Back to men — or andropause. When does it happen? Usually, it’s about 10 years after menopause strikes in women. The symptoms are: loss of libido, poor sexual performance, less muscle mass, more weight in the mid-section, and mood changes. The most common misconception is that it should be treated with testosterone. Far too often I see testosterone prescribed for men in the cream form or weekly shots as a cure-all for andropause. The problem is, like most things, it’s not that simple.
To be sure, testosterone builds muscle, enhances sex performance, etc., but it often doesn’t function as testosterone in the body. Some of it is aromatized into estrogen and some of it converted into DHT (hihydrotestosterone). In fact, men at age 50 often have more estrogen than women of the same age. Let me clarify, just like women men have a combination of testosterone and estrogen, but the ratios are different.
Understanding and Treating Andropause
Blood tests are necessary when treating men with testosterone to quantify how much of the hormone is aromatized into estrogen. If estrogen is elevated, and it usually is, a medication should be given to prevent this conversion into estrogen. One such medication is Arimidex (anastrozole), which is taken once or twice a week. If this medication isn’t taken, the man may develop breasts like a woman, which is called gynecomastia. Additionally, it is the belief by some doctors that prostate cancer may be related to elevated estrogen.
If too much testosterone is converted to DHT, this could cause BPH, benign prostate hypertrophy, or permanent hair loss. Another common symptom is acne. The treatment to reduce this conversion is either Proscar (finasteride) or Avodart (dutasteride). But blood tests must be performed to know the whole story of how the additional testosterone is being utilized.
Testosterone can be given in many ways from creams to injections to surgically inserted pellets. The pellet is a good method of delivery, but it does leave a small scar. The creams are converted into DHT more rapidly by the various appendages of the skin, causing the mentioned hair loss and BPH. If one prefers using the creams, Avodart or Proscar should be taken also.

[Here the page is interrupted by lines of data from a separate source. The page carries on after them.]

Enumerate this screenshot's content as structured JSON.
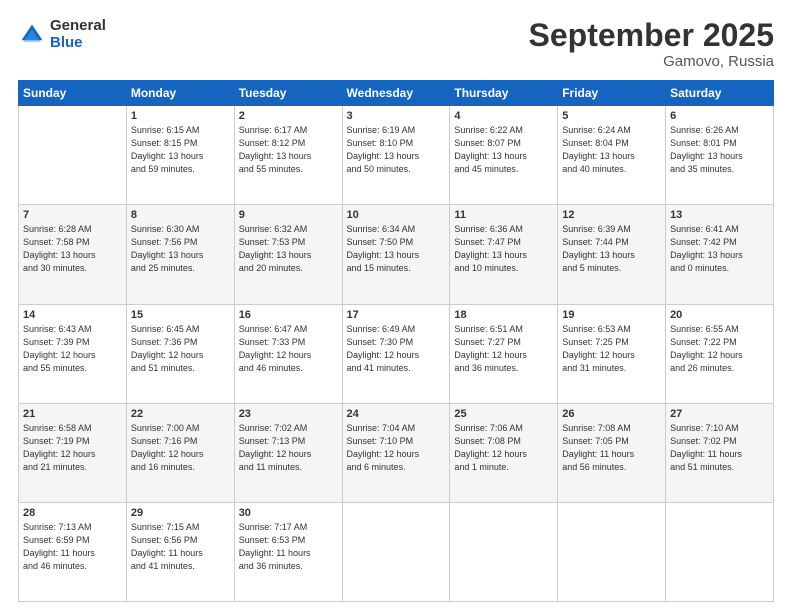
{
  "header": {
    "logo_general": "General",
    "logo_blue": "Blue",
    "title": "September 2025",
    "subtitle": "Gamovo, Russia"
  },
  "columns": [
    "Sunday",
    "Monday",
    "Tuesday",
    "Wednesday",
    "Thursday",
    "Friday",
    "Saturday"
  ],
  "weeks": [
    {
      "days": [
        {
          "num": "",
          "info": ""
        },
        {
          "num": "1",
          "info": "Sunrise: 6:15 AM\nSunset: 8:15 PM\nDaylight: 13 hours\nand 59 minutes."
        },
        {
          "num": "2",
          "info": "Sunrise: 6:17 AM\nSunset: 8:12 PM\nDaylight: 13 hours\nand 55 minutes."
        },
        {
          "num": "3",
          "info": "Sunrise: 6:19 AM\nSunset: 8:10 PM\nDaylight: 13 hours\nand 50 minutes."
        },
        {
          "num": "4",
          "info": "Sunrise: 6:22 AM\nSunset: 8:07 PM\nDaylight: 13 hours\nand 45 minutes."
        },
        {
          "num": "5",
          "info": "Sunrise: 6:24 AM\nSunset: 8:04 PM\nDaylight: 13 hours\nand 40 minutes."
        },
        {
          "num": "6",
          "info": "Sunrise: 6:26 AM\nSunset: 8:01 PM\nDaylight: 13 hours\nand 35 minutes."
        }
      ]
    },
    {
      "days": [
        {
          "num": "7",
          "info": "Sunrise: 6:28 AM\nSunset: 7:58 PM\nDaylight: 13 hours\nand 30 minutes."
        },
        {
          "num": "8",
          "info": "Sunrise: 6:30 AM\nSunset: 7:56 PM\nDaylight: 13 hours\nand 25 minutes."
        },
        {
          "num": "9",
          "info": "Sunrise: 6:32 AM\nSunset: 7:53 PM\nDaylight: 13 hours\nand 20 minutes."
        },
        {
          "num": "10",
          "info": "Sunrise: 6:34 AM\nSunset: 7:50 PM\nDaylight: 13 hours\nand 15 minutes."
        },
        {
          "num": "11",
          "info": "Sunrise: 6:36 AM\nSunset: 7:47 PM\nDaylight: 13 hours\nand 10 minutes."
        },
        {
          "num": "12",
          "info": "Sunrise: 6:39 AM\nSunset: 7:44 PM\nDaylight: 13 hours\nand 5 minutes."
        },
        {
          "num": "13",
          "info": "Sunrise: 6:41 AM\nSunset: 7:42 PM\nDaylight: 13 hours\nand 0 minutes."
        }
      ]
    },
    {
      "days": [
        {
          "num": "14",
          "info": "Sunrise: 6:43 AM\nSunset: 7:39 PM\nDaylight: 12 hours\nand 55 minutes."
        },
        {
          "num": "15",
          "info": "Sunrise: 6:45 AM\nSunset: 7:36 PM\nDaylight: 12 hours\nand 51 minutes."
        },
        {
          "num": "16",
          "info": "Sunrise: 6:47 AM\nSunset: 7:33 PM\nDaylight: 12 hours\nand 46 minutes."
        },
        {
          "num": "17",
          "info": "Sunrise: 6:49 AM\nSunset: 7:30 PM\nDaylight: 12 hours\nand 41 minutes."
        },
        {
          "num": "18",
          "info": "Sunrise: 6:51 AM\nSunset: 7:27 PM\nDaylight: 12 hours\nand 36 minutes."
        },
        {
          "num": "19",
          "info": "Sunrise: 6:53 AM\nSunset: 7:25 PM\nDaylight: 12 hours\nand 31 minutes."
        },
        {
          "num": "20",
          "info": "Sunrise: 6:55 AM\nSunset: 7:22 PM\nDaylight: 12 hours\nand 26 minutes."
        }
      ]
    },
    {
      "days": [
        {
          "num": "21",
          "info": "Sunrise: 6:58 AM\nSunset: 7:19 PM\nDaylight: 12 hours\nand 21 minutes."
        },
        {
          "num": "22",
          "info": "Sunrise: 7:00 AM\nSunset: 7:16 PM\nDaylight: 12 hours\nand 16 minutes."
        },
        {
          "num": "23",
          "info": "Sunrise: 7:02 AM\nSunset: 7:13 PM\nDaylight: 12 hours\nand 11 minutes."
        },
        {
          "num": "24",
          "info": "Sunrise: 7:04 AM\nSunset: 7:10 PM\nDaylight: 12 hours\nand 6 minutes."
        },
        {
          "num": "25",
          "info": "Sunrise: 7:06 AM\nSunset: 7:08 PM\nDaylight: 12 hours\nand 1 minute."
        },
        {
          "num": "26",
          "info": "Sunrise: 7:08 AM\nSunset: 7:05 PM\nDaylight: 11 hours\nand 56 minutes."
        },
        {
          "num": "27",
          "info": "Sunrise: 7:10 AM\nSunset: 7:02 PM\nDaylight: 11 hours\nand 51 minutes."
        }
      ]
    },
    {
      "days": [
        {
          "num": "28",
          "info": "Sunrise: 7:13 AM\nSunset: 6:59 PM\nDaylight: 11 hours\nand 46 minutes."
        },
        {
          "num": "29",
          "info": "Sunrise: 7:15 AM\nSunset: 6:56 PM\nDaylight: 11 hours\nand 41 minutes."
        },
        {
          "num": "30",
          "info": "Sunrise: 7:17 AM\nSunset: 6:53 PM\nDaylight: 11 hours\nand 36 minutes."
        },
        {
          "num": "",
          "info": ""
        },
        {
          "num": "",
          "info": ""
        },
        {
          "num": "",
          "info": ""
        },
        {
          "num": "",
          "info": ""
        }
      ]
    }
  ]
}
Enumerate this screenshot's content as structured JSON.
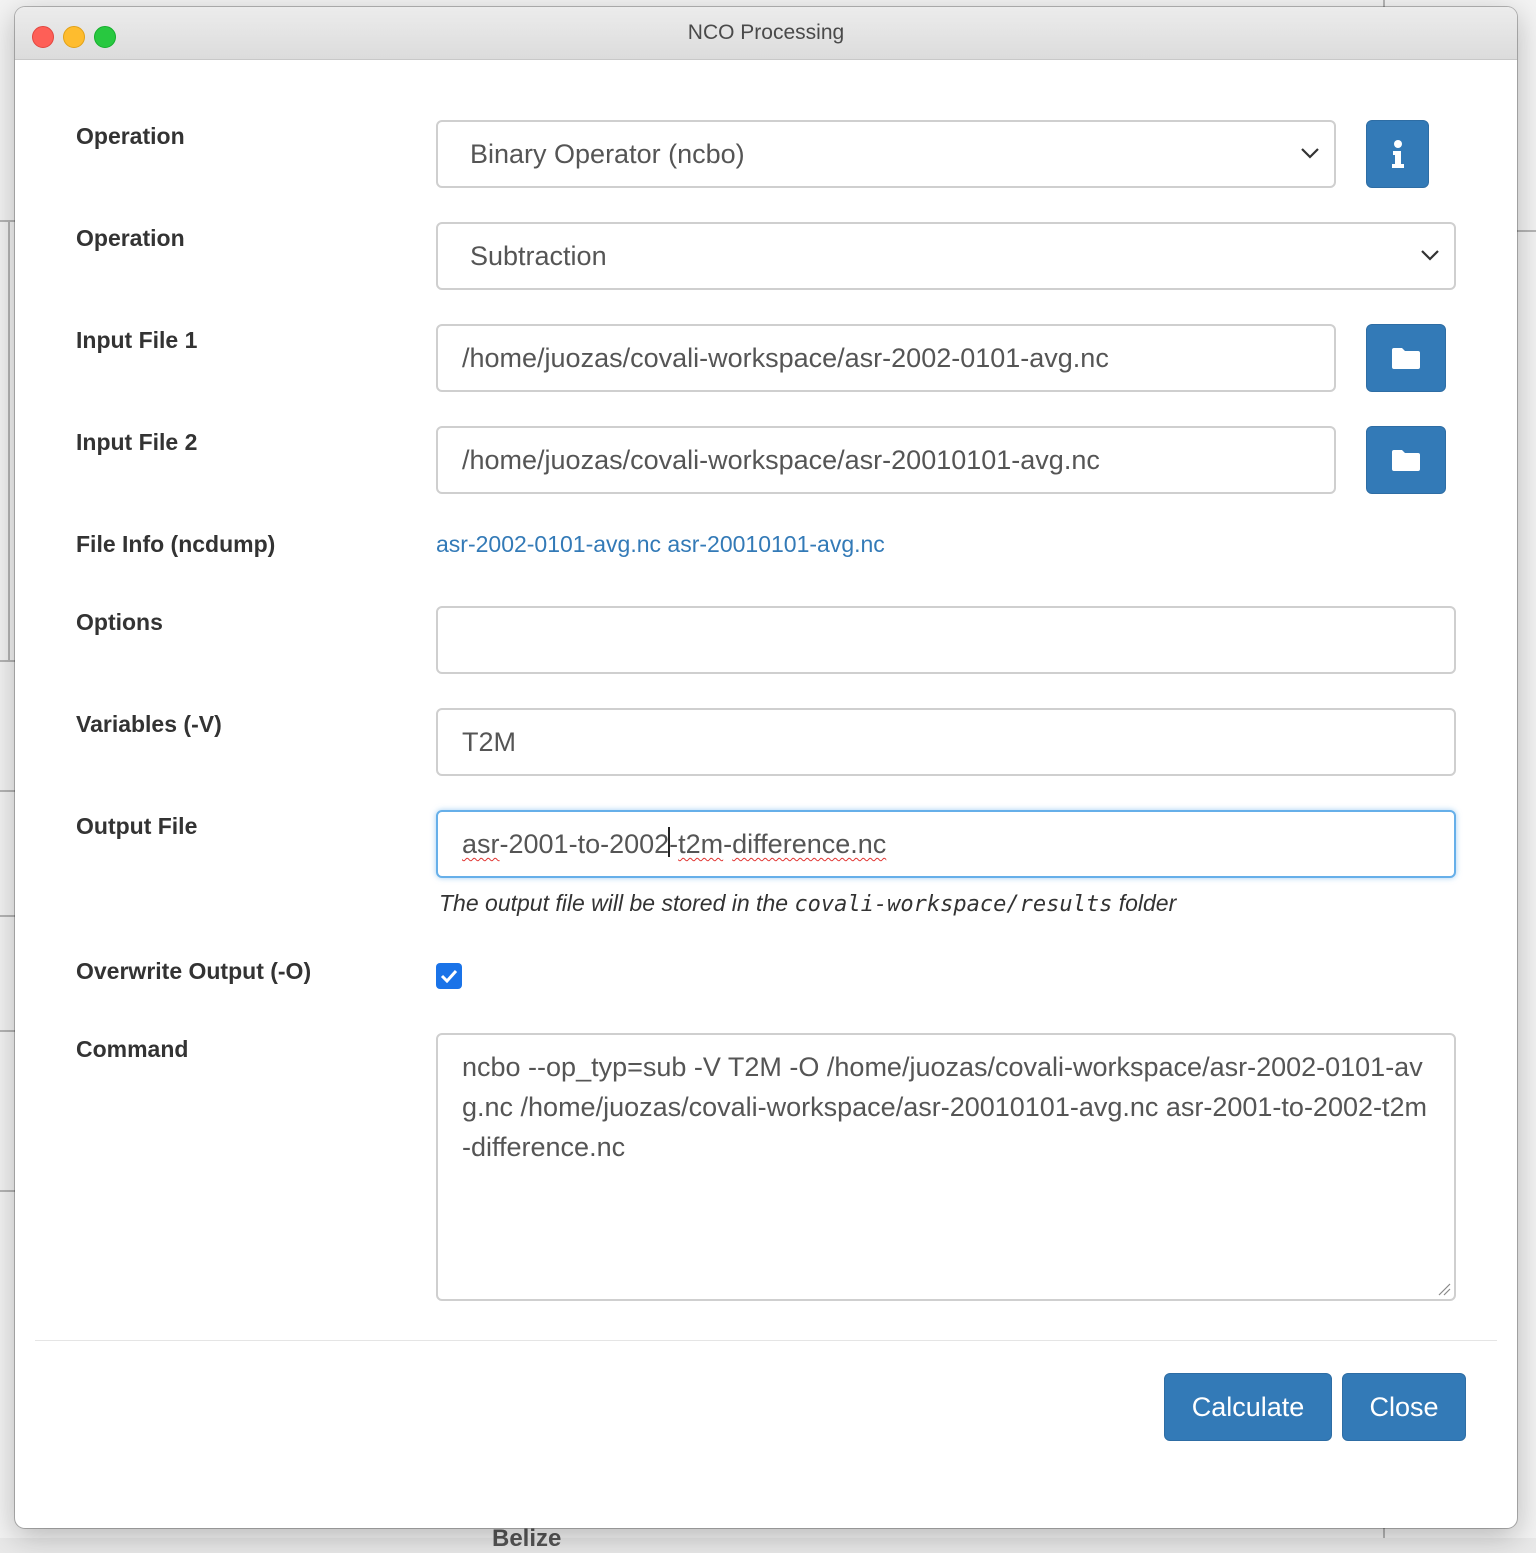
{
  "window": {
    "title": "NCO Processing"
  },
  "form": {
    "operation_label": "Operation",
    "operation_value": "Binary Operator (ncbo)",
    "operation2_label": "Operation",
    "operation2_value": "Subtraction",
    "input1_label": "Input File 1",
    "input1_value": "/home/juozas/covali-workspace/asr-2002-0101-avg.nc",
    "input2_label": "Input File 2",
    "input2_value": "/home/juozas/covali-workspace/asr-20010101-avg.nc",
    "fileinfo_label": "File Info (ncdump)",
    "fileinfo_link1": "asr-2002-0101-avg.nc",
    "fileinfo_link2": "asr-20010101-avg.nc",
    "options_label": "Options",
    "options_value": "",
    "variables_label": "Variables (-V)",
    "variables_value": "T2M",
    "output_label": "Output File",
    "output_value_part1": "asr",
    "output_value_part2": "-2001-to-2002",
    "output_value_part3": "-",
    "output_value_part4": "t2m",
    "output_value_part5": "-",
    "output_value_part6": "difference.nc",
    "output_help_pre": "The output file will be stored in the",
    "output_help_code": "covali-workspace/results",
    "output_help_post": "folder",
    "overwrite_label": "Overwrite Output (-O)",
    "overwrite_checked": true,
    "command_label": "Command",
    "command_value": "ncbo --op_typ=sub  -V T2M -O  /home/juozas/covali-workspace/asr-2002-0101-avg.nc /home/juozas/covali-workspace/asr-20010101-avg.nc asr-2001-to-2002-t2m-difference.nc"
  },
  "footer": {
    "calculate_label": "Calculate",
    "close_label": "Close"
  },
  "background": {
    "map_label": "Belize"
  },
  "icons": {
    "info": "info-icon",
    "folder": "folder-icon",
    "chevron": "chevron-down-icon",
    "check": "checkmark-icon"
  },
  "colors": {
    "primary": "#337ab7",
    "link": "#337ab7",
    "checkbox": "#1a73e8"
  }
}
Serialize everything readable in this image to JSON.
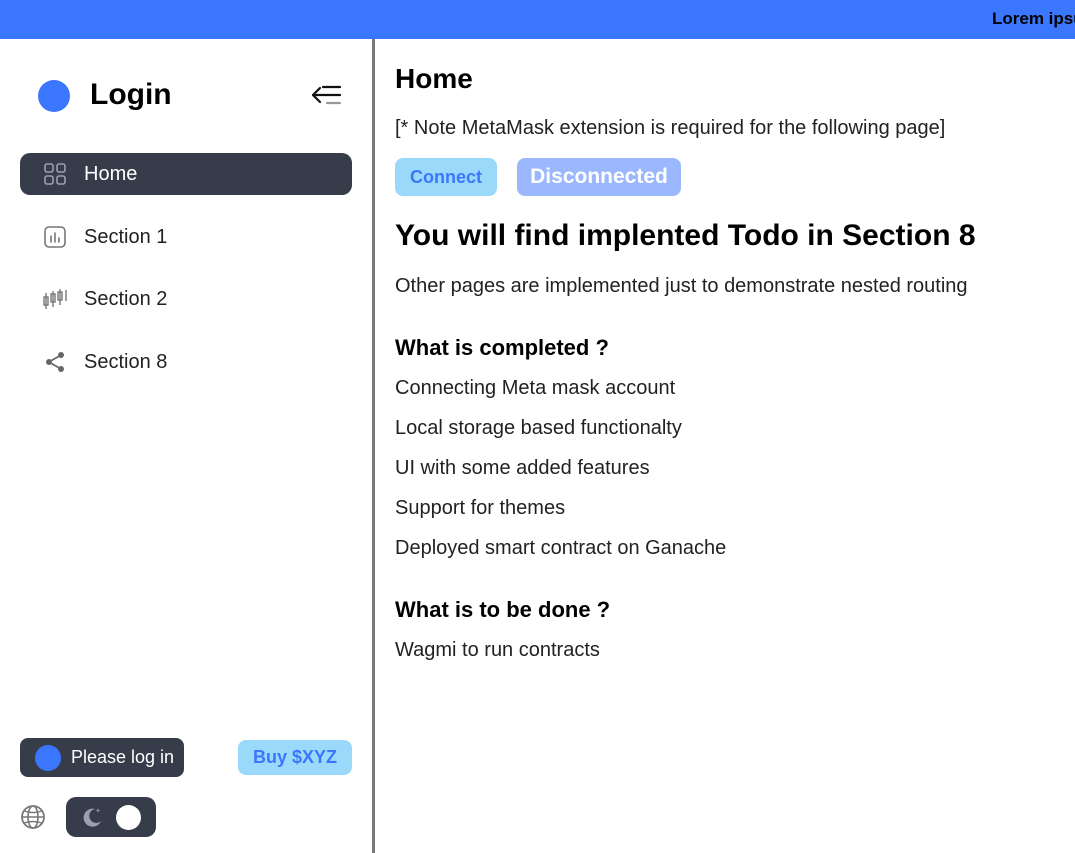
{
  "topbar": {
    "marquee_text": "Lorem ipsum"
  },
  "sidebar": {
    "brand_title": "Login",
    "items": [
      {
        "label": "Home",
        "icon": "grid-icon",
        "active": true
      },
      {
        "label": "Section 1",
        "icon": "chart-icon",
        "active": false
      },
      {
        "label": "Section 2",
        "icon": "candlestick-icon",
        "active": false
      },
      {
        "label": "Section 8",
        "icon": "share-icon",
        "active": false
      }
    ],
    "login_label": "Please log in",
    "buy_label": "Buy $XYZ"
  },
  "main": {
    "title": "Home",
    "note": "[* Note MetaMask extension is required for the following page]",
    "connect_label": "Connect",
    "status_label": "Disconnected",
    "headline": "You will find implented Todo in Section 8",
    "subtext": "Other pages are implemented just to demonstrate nested routing",
    "completed_heading": "What is completed ?",
    "completed_items": [
      "Connecting Meta mask account",
      "Local storage based functionalty",
      "UI with some added features",
      "Support for themes",
      "Deployed smart contract on Ganache"
    ],
    "todo_heading": "What is to be done ?",
    "todo_items": [
      "Wagmi to run contracts"
    ]
  },
  "colors": {
    "accent": "#3b76ff",
    "dark": "#373c4b",
    "light_blue": "#9bd9fb",
    "disconnected_bg": "#9bb8ff"
  }
}
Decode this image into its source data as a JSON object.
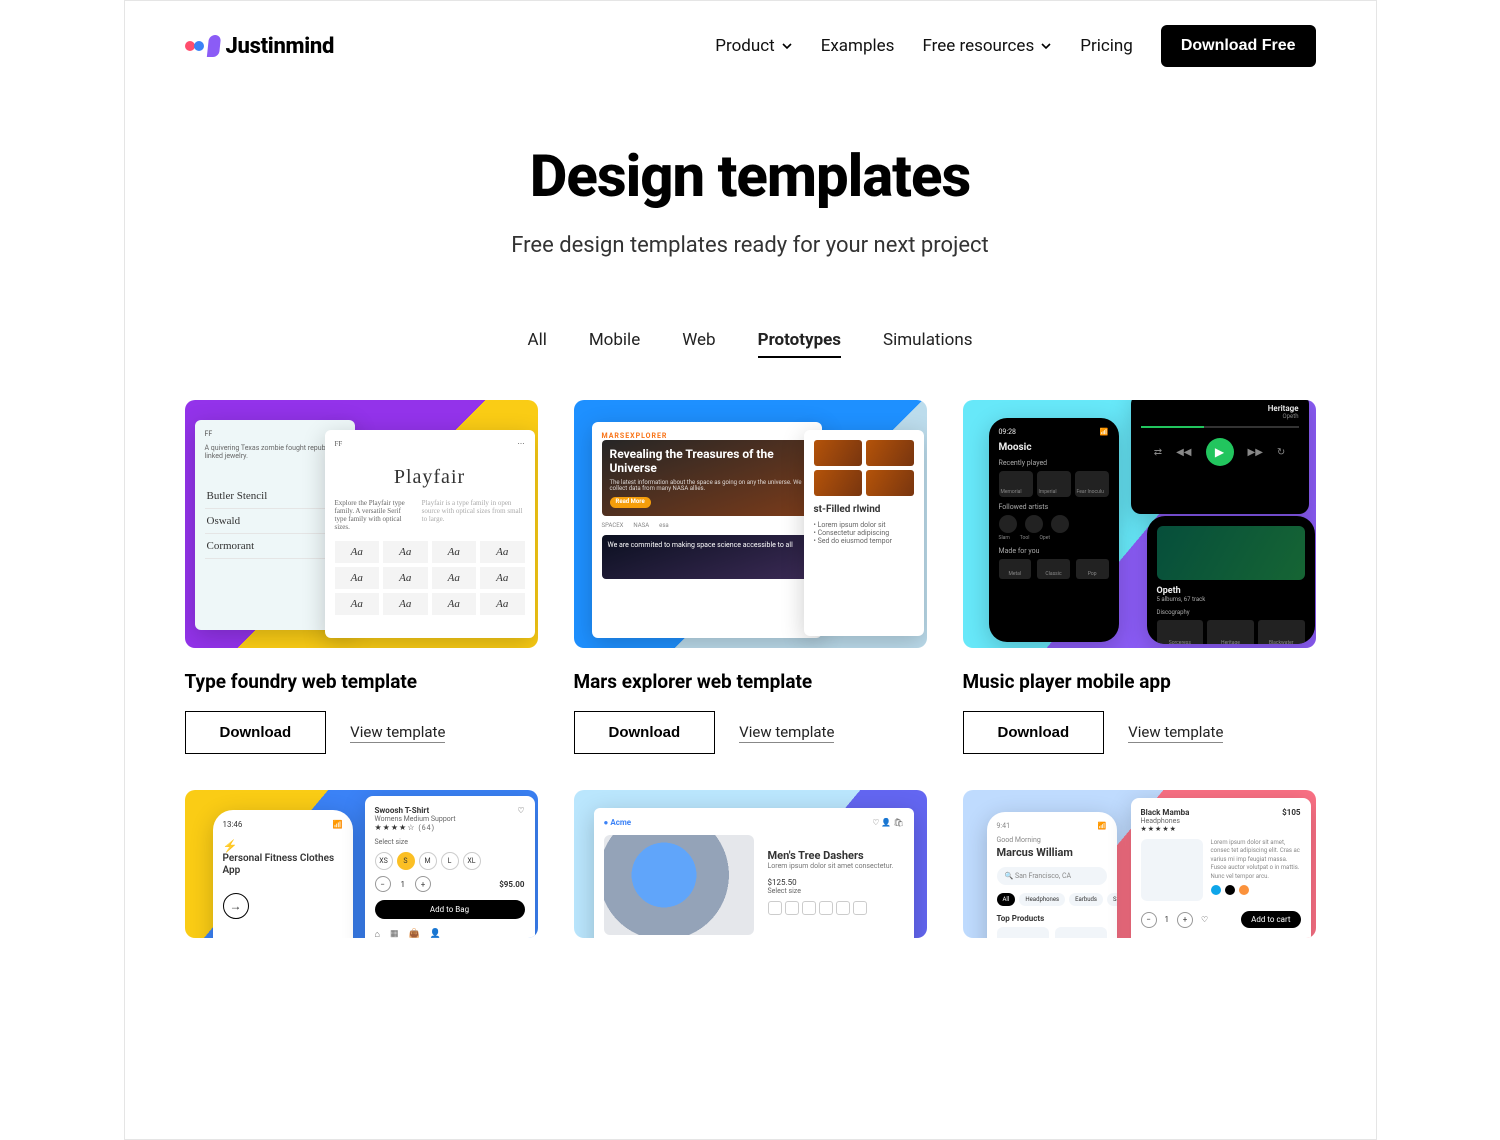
{
  "brand": "Justinmind",
  "nav": {
    "items": [
      {
        "label": "Product",
        "hasDropdown": true
      },
      {
        "label": "Examples",
        "hasDropdown": false
      },
      {
        "label": "Free resources",
        "hasDropdown": true
      },
      {
        "label": "Pricing",
        "hasDropdown": false
      }
    ],
    "cta": "Download Free"
  },
  "hero": {
    "title": "Design templates",
    "subtitle": "Free design templates ready for your next project"
  },
  "tabs": [
    {
      "label": "All",
      "active": false
    },
    {
      "label": "Mobile",
      "active": false
    },
    {
      "label": "Web",
      "active": false
    },
    {
      "label": "Prototypes",
      "active": true
    },
    {
      "label": "Simulations",
      "active": false
    }
  ],
  "actions": {
    "download": "Download",
    "view": "View template"
  },
  "cards": [
    {
      "title": "Type foundry web template",
      "thumb": {
        "playfair": "Playfair",
        "playfair_desc": "Explore the Playfair type family. A versatile Serif type family with optical sizes.",
        "aa": "Aa",
        "fonts": [
          "Butler Stencil",
          "Oswald",
          "Cormorant"
        ],
        "tagline": "A quivering Texas zombie fought republic linked jewelry."
      }
    },
    {
      "title": "Mars explorer web template",
      "thumb": {
        "logo": "MARSEXPLORER",
        "headline": "Revealing the Treasures of the Universe",
        "partners": [
          "SPACEX",
          "NASA",
          "esa"
        ],
        "banner": "We are commited to making space science accessible to all",
        "side": "st-Filled rlwind"
      }
    },
    {
      "title": "Music player mobile app",
      "thumb": {
        "time": "09:28",
        "app": "Moosic",
        "recently": "Recently played",
        "recent_items": [
          "Memorial",
          "Imperial",
          "Fear Inoculu"
        ],
        "followed": "Followed artists",
        "artists": [
          "Slam",
          "Tool",
          "Opet"
        ],
        "madefor": "Made for you",
        "chips": [
          "Metal",
          "Classic",
          "Pop"
        ],
        "track": {
          "title": "Heritage",
          "artist": "Opeth"
        },
        "artist_page": {
          "name": "Opeth",
          "meta": "5 albums, 67 track",
          "disc": "Discography",
          "albums": [
            "Sorceress",
            "Heritage",
            "Blackwater"
          ]
        }
      }
    },
    {
      "title": "",
      "thumb": {
        "time": "13:46",
        "headline": "Personal Fitness Clothes App",
        "product": "Swoosh T-Shirt",
        "sub": "Womens Medium Support",
        "select_size": "Select size",
        "sizes": [
          "XS",
          "S",
          "M",
          "L",
          "XL"
        ],
        "qty": "1",
        "price": "$95.00",
        "add": "Add to Bag"
      }
    },
    {
      "title": "",
      "thumb": {
        "brand": "Acme",
        "product": "Men's Tree Dashers",
        "price": "$125.50",
        "select_size": "Select size"
      }
    },
    {
      "title": "",
      "thumb": {
        "time": "9:41",
        "greeting": "Good Morning",
        "user": "Marcus William",
        "location": "San Francisco, CA",
        "pills": [
          "All",
          "Headphones",
          "Earbuds",
          "S"
        ],
        "top": "Top Products",
        "bm_name": "Black Mamba",
        "bm_cat": "Headphones",
        "bm_price": "$105",
        "bm_blurb": "Lorem ipsum dolor sit amet, consec tet adipiscing elit. Cras ac varius mi imp feugiat massa. Fusce auctor volutpat o in mattis. Nunc vel tempor arcu.",
        "bm_qty": "1",
        "bm_add": "Add to cart"
      }
    }
  ]
}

If injections are preferred, a patient can self-injected once a week, but as with other treatments, blood tests should only be performed until the levels are stabilized and there is better understanding of the body’s response. In addition, blood levels of testosterone should be kept at reasonable levels, as seen in a person of about 35 years old.
Of course, a thorough physical exam should be performed (especially a prostate exam) on anyone before being treated with testosterone.
Men who have had andropause properly treated may find the regimen bothersome at first, but virtually all of them think the benefits are well worth the trouble and expense. In fact, most men rave about it.
E. Ronald Finger, MD, FACS
Finger and Associates Plastic Surgery Center